People were sent rushing out on to the streets when the earthquake struck at 09:17 (06:17 GMT).
Many buildings were damaged and some reduced to piles of rubble from the initial quake and strong aftershocks.
People who live in damaged, older buildings are being advised to stay outdoors.
Some 2,500 tents were set up to house those who could not safely return to their homes on Monday, government minister Christos Stylianidis told Greece's Ant1 news.
He also declared a state of emergency in the Heraklion region - where Arkalochori is located.
British woman Millie Mackay and her nine-year-old daughter Eleni are on holiday in Crete and were in their ground floor hotel room when the earthquake hit.
"Glasses started smashing so we ran outside by the pool," Ms Mackay told the BBC.
"There the bosses guided us to a place of safety... [The manager] was then calling out room numbers and checking if everyone was out and OK."
Local resident Evangelia Christaki told AFP news agency that she had just enough time to grab her husband, who has a disability, and run outside as her house shook.
"Fortunately, our home was not too badly damaged," she said. "But the authorities have told us to stay outdoors over the next hours.

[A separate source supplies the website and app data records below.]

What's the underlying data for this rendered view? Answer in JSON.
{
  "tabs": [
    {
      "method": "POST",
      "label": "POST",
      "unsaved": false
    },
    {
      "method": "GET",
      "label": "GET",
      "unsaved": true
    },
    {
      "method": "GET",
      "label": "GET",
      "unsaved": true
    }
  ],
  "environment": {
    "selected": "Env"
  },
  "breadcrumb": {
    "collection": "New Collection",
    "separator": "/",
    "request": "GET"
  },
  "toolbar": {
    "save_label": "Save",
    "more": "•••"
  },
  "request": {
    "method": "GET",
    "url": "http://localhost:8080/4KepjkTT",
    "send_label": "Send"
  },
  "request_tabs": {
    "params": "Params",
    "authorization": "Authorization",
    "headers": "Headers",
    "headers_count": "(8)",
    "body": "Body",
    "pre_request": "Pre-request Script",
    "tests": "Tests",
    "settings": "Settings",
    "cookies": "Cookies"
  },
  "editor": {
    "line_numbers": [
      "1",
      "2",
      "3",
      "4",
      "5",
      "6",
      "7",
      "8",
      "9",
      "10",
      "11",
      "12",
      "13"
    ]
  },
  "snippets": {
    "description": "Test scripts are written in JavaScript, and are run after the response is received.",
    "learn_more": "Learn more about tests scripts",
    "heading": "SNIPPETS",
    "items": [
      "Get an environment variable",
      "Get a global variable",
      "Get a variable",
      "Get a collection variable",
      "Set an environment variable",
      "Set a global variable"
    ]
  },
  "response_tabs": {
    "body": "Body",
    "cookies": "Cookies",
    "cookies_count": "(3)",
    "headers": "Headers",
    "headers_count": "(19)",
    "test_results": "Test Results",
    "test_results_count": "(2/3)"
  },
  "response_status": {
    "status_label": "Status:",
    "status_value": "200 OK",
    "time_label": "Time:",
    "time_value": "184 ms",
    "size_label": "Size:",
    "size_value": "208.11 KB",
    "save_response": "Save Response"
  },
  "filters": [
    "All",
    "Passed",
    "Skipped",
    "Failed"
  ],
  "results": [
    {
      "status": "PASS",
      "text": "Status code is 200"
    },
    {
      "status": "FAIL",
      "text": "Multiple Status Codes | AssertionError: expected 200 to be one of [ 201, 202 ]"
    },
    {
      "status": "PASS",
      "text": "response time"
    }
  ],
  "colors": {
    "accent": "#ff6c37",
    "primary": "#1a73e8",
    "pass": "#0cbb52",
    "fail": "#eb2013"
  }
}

In any case, we are so scared."
The small farming town of Arkalochori, located about 30km (18 miles) from the island's capital Heraklion, was particularly badly hit by the earthquake.
Pictures from the area show damaged shop fronts and crumbled buildings.
Local media is reporting that safety inspections are now under way, with members of Greece's disaster response unit flown in with sniffer dogs and specialised rescue equipment.